*** Records provided ***

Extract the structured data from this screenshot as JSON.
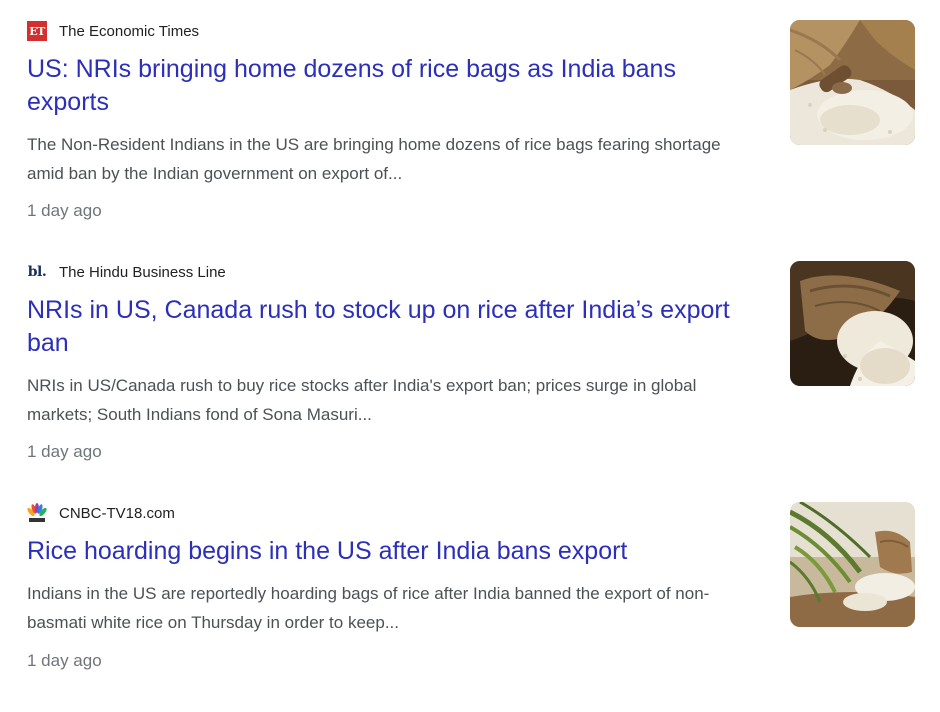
{
  "articles": [
    {
      "source": "The Economic Times",
      "favicon_icon": "economic-times-logo-icon",
      "favicon_text": "ET",
      "headline": "US: NRIs bringing home dozens of rice bags as India bans exports",
      "snippet": "The Non-Resident Indians in the US are bringing home dozens of rice bags fearing shortage amid ban by the Indian government on export of...",
      "time": "1 day ago",
      "thumbnail": "rice-sack-image"
    },
    {
      "source": "The Hindu Business Line",
      "favicon_icon": "hindu-business-line-logo-icon",
      "favicon_text": "bl.",
      "headline": "NRIs in US, Canada rush to stock up on rice after India’s export ban",
      "snippet": "NRIs in US/Canada rush to buy rice stocks after India's export ban; prices surge in global markets; South Indians fond of Sona Masuri...",
      "time": "1 day ago",
      "thumbnail": "rice-sack-image"
    },
    {
      "source": "CNBC-TV18.com",
      "favicon_icon": "cnbc-peacock-logo-icon",
      "headline": "Rice hoarding begins in the US after India bans export",
      "snippet": "Indians in the US are reportedly hoarding bags of rice after India banned the export of non-basmati white rice on Thursday in order to keep...",
      "time": "1 day ago",
      "thumbnail": "rice-stalks-image"
    }
  ],
  "colors": {
    "headline": "#2b2fb9",
    "snippet": "#4d5156",
    "timestamp": "#70757a",
    "source": "#202124",
    "et_red": "#d32f2f"
  }
}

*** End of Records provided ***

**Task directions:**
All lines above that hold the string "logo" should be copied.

**Worked solution:**
      "favicon_icon": "economic-times-logo-icon",
      "favicon_icon": "hindu-business-line-logo-icon",
      "favicon_icon": "cnbc-peacock-logo-icon",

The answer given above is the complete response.